═══ Excerpted records
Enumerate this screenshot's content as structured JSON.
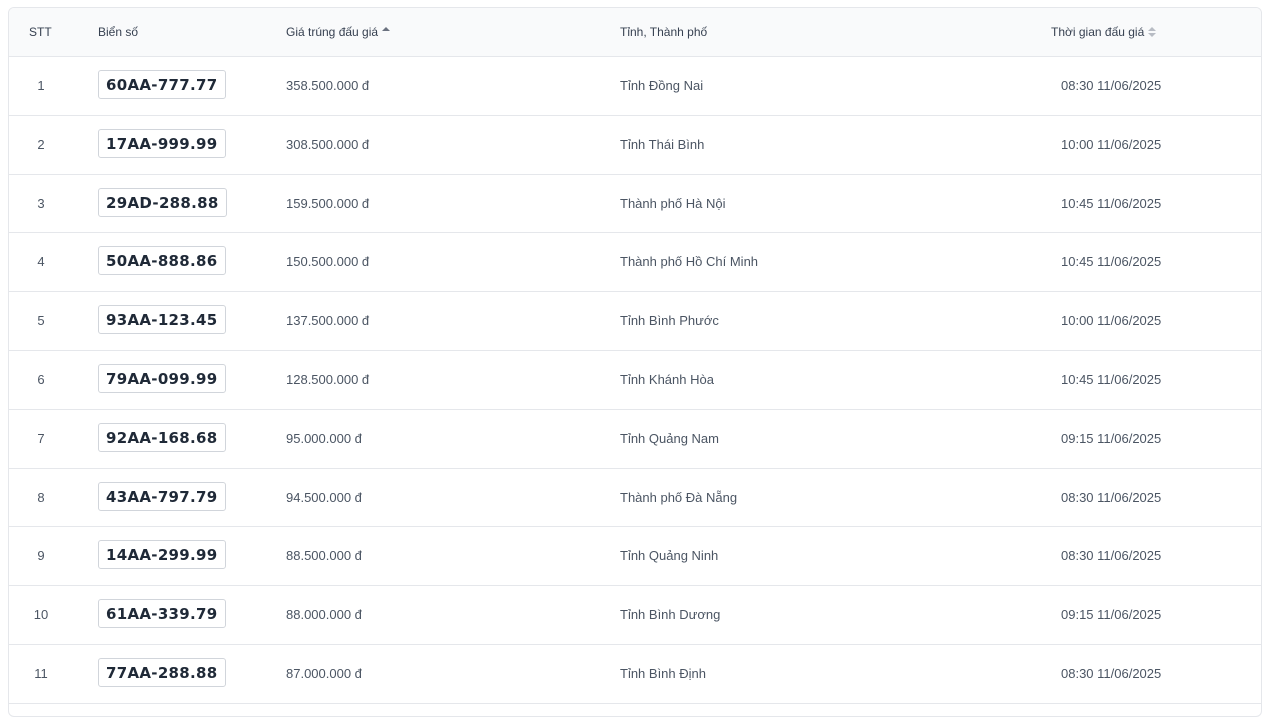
{
  "table": {
    "headers": {
      "stt": "STT",
      "plate": "Biển số",
      "price": "Giá trúng đấu giá",
      "province": "Tỉnh, Thành phố",
      "time": "Thời gian đấu giá"
    },
    "sort": {
      "price": "ascending-active",
      "time": "unsorted"
    },
    "rows": [
      {
        "stt": "1",
        "plate": "60AA-777.77",
        "price": "358.500.000 đ",
        "province": "Tỉnh Đồng Nai",
        "time": "08:30 11/06/2025"
      },
      {
        "stt": "2",
        "plate": "17AA-999.99",
        "price": "308.500.000 đ",
        "province": "Tỉnh Thái Bình",
        "time": "10:00 11/06/2025"
      },
      {
        "stt": "3",
        "plate": "29AD-288.88",
        "price": "159.500.000 đ",
        "province": "Thành phố Hà Nội",
        "time": "10:45 11/06/2025"
      },
      {
        "stt": "4",
        "plate": "50AA-888.86",
        "price": "150.500.000 đ",
        "province": "Thành phố Hồ Chí Minh",
        "time": "10:45 11/06/2025"
      },
      {
        "stt": "5",
        "plate": "93AA-123.45",
        "price": "137.500.000 đ",
        "province": "Tỉnh Bình Phước",
        "time": "10:00 11/06/2025"
      },
      {
        "stt": "6",
        "plate": "79AA-099.99",
        "price": "128.500.000 đ",
        "province": "Tỉnh Khánh Hòa",
        "time": "10:45 11/06/2025"
      },
      {
        "stt": "7",
        "plate": "92AA-168.68",
        "price": "95.000.000 đ",
        "province": "Tỉnh Quảng Nam",
        "time": "09:15 11/06/2025"
      },
      {
        "stt": "8",
        "plate": "43AA-797.79",
        "price": "94.500.000 đ",
        "province": "Thành phố Đà Nẵng",
        "time": "08:30 11/06/2025"
      },
      {
        "stt": "9",
        "plate": "14AA-299.99",
        "price": "88.500.000 đ",
        "province": "Tỉnh Quảng Ninh",
        "time": "08:30 11/06/2025"
      },
      {
        "stt": "10",
        "plate": "61AA-339.79",
        "price": "88.000.000 đ",
        "province": "Tỉnh Bình Dương",
        "time": "09:15 11/06/2025"
      },
      {
        "stt": "11",
        "plate": "77AA-288.88",
        "price": "87.000.000 đ",
        "province": "Tỉnh Bình Định",
        "time": "08:30 11/06/2025"
      }
    ]
  }
}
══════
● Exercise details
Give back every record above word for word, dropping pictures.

● Response
Enumerate this screenshot's content as structured JSON.
{
  "table": {
    "headers": {
      "stt": "STT",
      "plate": "Biển số",
      "price": "Giá trúng đấu giá",
      "province": "Tỉnh, Thành phố",
      "time": "Thời gian đấu giá"
    },
    "sort": {
      "price": "ascending-active",
      "time": "unsorted"
    },
    "rows": [
      {
        "stt": "1",
        "plate": "60AA-777.77",
        "price": "358.500.000 đ",
        "province": "Tỉnh Đồng Nai",
        "time": "08:30 11/06/2025"
      },
      {
        "stt": "2",
        "plate": "17AA-999.99",
        "price": "308.500.000 đ",
        "province": "Tỉnh Thái Bình",
        "time": "10:00 11/06/2025"
      },
      {
        "stt": "3",
        "plate": "29AD-288.88",
        "price": "159.500.000 đ",
        "province": "Thành phố Hà Nội",
        "time": "10:45 11/06/2025"
      },
      {
        "stt": "4",
        "plate": "50AA-888.86",
        "price": "150.500.000 đ",
        "province": "Thành phố Hồ Chí Minh",
        "time": "10:45 11/06/2025"
      },
      {
        "stt": "5",
        "plate": "93AA-123.45",
        "price": "137.500.000 đ",
        "province": "Tỉnh Bình Phước",
        "time": "10:00 11/06/2025"
      },
      {
        "stt": "6",
        "plate": "79AA-099.99",
        "price": "128.500.000 đ",
        "province": "Tỉnh Khánh Hòa",
        "time": "10:45 11/06/2025"
      },
      {
        "stt": "7",
        "plate": "92AA-168.68",
        "price": "95.000.000 đ",
        "province": "Tỉnh Quảng Nam",
        "time": "09:15 11/06/2025"
      },
      {
        "stt": "8",
        "plate": "43AA-797.79",
        "price": "94.500.000 đ",
        "province": "Thành phố Đà Nẵng",
        "time": "08:30 11/06/2025"
      },
      {
        "stt": "9",
        "plate": "14AA-299.99",
        "price": "88.500.000 đ",
        "province": "Tỉnh Quảng Ninh",
        "time": "08:30 11/06/2025"
      },
      {
        "stt": "10",
        "plate": "61AA-339.79",
        "price": "88.000.000 đ",
        "province": "Tỉnh Bình Dương",
        "time": "09:15 11/06/2025"
      },
      {
        "stt": "11",
        "plate": "77AA-288.88",
        "price": "87.000.000 đ",
        "province": "Tỉnh Bình Định",
        "time": "08:30 11/06/2025"
      }
    ]
  }
}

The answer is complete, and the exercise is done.